Curtis responded with some of the best pitching of his career. Some members of the San Francisco media began referring to him as the ace of the staff. Once again, Curtis tried to introduce some honest analysis to the situation. “I don’t think what I’ve done in the past, or even this year, justifies talk of me being considered the stopper on this staff,” Curtis told UPI in July of 1979. “If that’s what I’m supposed to be, we’re in a lot of trouble.”
Curtis was right. With John Montefusco injured for a good portion of the season and Vida Blue dragging through the summer with a 5.01 ERA, the Giants won only 71 games. They called on Curtis to start 18 times. For the first time in five years, he reached double figures in wins.
Curtis’ resurgence, though hardly a signal that he had become an elite pitcher, came at the right time. He was now a free agent, and with a crying need for left-handed pitching around both leagues, he received several good offers. Ultimately, he took a five-year contract worth $1.75 million from the Padres.
For the short term, Curtis paid off. In 1980, he won 10 games and posted a 3.51 ERA, his best mark in a half-decade of work. The Padres were pleased, but they were just as disappointed the following season, when Curtis flatlined. He pitched so poorly that he lost his spot in the Padres’ rotation.
Curtis pitched better in 1982, but with the Padres out of contention on the last day of August, they sold Curtis, now 34, to the Angels, who hoped he could help their bullpen. The Angels ended up winning the American League West, but it wasn’t because of Curtis, who floundered in eight appearances.

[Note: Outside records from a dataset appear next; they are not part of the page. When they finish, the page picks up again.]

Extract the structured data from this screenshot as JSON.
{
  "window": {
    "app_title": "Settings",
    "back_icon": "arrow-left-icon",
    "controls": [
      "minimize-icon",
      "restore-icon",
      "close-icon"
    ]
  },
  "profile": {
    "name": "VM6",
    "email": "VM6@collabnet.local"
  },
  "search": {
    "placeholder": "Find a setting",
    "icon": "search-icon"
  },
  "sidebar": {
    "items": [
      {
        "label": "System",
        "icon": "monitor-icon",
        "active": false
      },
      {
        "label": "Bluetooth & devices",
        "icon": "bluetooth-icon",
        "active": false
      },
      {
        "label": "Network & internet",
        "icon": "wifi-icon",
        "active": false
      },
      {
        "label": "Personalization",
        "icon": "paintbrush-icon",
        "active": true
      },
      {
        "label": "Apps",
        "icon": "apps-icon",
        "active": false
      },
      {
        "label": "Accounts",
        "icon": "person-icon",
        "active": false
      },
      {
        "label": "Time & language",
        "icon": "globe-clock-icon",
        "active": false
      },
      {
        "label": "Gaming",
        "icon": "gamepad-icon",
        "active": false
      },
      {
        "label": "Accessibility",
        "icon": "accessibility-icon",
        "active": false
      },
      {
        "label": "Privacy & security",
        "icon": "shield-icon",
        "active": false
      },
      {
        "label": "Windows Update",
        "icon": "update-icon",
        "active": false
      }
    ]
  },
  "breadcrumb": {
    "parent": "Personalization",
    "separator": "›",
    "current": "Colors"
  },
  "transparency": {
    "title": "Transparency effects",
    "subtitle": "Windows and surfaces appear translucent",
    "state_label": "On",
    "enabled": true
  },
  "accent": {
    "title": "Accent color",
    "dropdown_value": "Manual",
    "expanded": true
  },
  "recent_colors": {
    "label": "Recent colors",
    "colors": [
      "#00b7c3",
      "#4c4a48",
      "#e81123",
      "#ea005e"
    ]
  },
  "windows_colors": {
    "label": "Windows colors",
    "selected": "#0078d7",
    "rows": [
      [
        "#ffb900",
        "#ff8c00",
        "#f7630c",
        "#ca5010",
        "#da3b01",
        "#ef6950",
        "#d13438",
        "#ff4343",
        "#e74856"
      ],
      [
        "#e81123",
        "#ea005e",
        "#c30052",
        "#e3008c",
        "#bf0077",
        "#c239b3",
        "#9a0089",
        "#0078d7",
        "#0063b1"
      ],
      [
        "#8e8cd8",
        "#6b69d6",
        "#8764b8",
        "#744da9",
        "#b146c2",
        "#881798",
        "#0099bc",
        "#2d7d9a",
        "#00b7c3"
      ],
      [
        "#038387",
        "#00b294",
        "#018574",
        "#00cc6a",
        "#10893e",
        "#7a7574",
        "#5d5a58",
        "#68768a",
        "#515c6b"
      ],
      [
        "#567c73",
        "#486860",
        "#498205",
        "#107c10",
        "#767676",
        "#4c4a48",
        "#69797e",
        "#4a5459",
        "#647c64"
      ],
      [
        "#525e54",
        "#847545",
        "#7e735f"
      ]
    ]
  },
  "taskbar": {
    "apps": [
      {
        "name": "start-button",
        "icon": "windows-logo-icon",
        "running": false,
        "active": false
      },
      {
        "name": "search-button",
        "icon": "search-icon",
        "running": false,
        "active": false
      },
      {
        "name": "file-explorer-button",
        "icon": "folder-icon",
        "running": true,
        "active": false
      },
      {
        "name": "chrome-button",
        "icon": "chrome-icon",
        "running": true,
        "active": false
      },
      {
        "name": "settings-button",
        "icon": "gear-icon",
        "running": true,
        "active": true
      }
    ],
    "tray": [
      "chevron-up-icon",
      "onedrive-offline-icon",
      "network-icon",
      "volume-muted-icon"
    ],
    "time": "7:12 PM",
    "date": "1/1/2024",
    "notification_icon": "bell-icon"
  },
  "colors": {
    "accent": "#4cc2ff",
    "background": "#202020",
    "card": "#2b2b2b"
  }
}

Remaining in the bullpen, Curtis put up less than mediocre numbers in 1982, while walking more batters than he struck out. Injuries then limited him to only 28 appearances in 1983. Curtis became a free agent, but he knew that he was done. Free agency simply became a better excuse for retirement.
At 36, Curtis called it a career. While there were moments of promise and a few seasons of double figure wins, he wound up with mediocre numbers: 89 victories, 97 losses, and an ERA of 3.96.
Other than a brief stint as a pitching coach in independent minor league ball, Curtis has remained outside of the game. Not surprisingly, he has concentrated his efforts on writing. And he’s a good one. He has written freelance articles for a number of publications, including the Boston Globe, the San Francisco Chronicle and Sports Illustrated. He has also written numerous book reviews for the San Diego Union-Tribune.
About 10 years ago, Curtis gained some attention when he wrote a negative review of Pat Jordan’s book A Nice Tuesday. Curtis, a fan of Jordan’s earlier baseball books, took the veteran author to task for writing too much about his pet dogs in a non-compelling way. “The honesty is still there,” wrote Curtis, “but the older Jordan is more self-obsessed than self-aware. In A Nice Tuesday, his ego, to say nothing of the dogs, runs wild.”
I suppose it’s appropriate that John Curtis would make such an assessment. After all, we writers spend a lot of time criticizing ballplayers for what they do, or don’t do. It’s only fair that a ballplayer-turned-author should be allowed to do the same.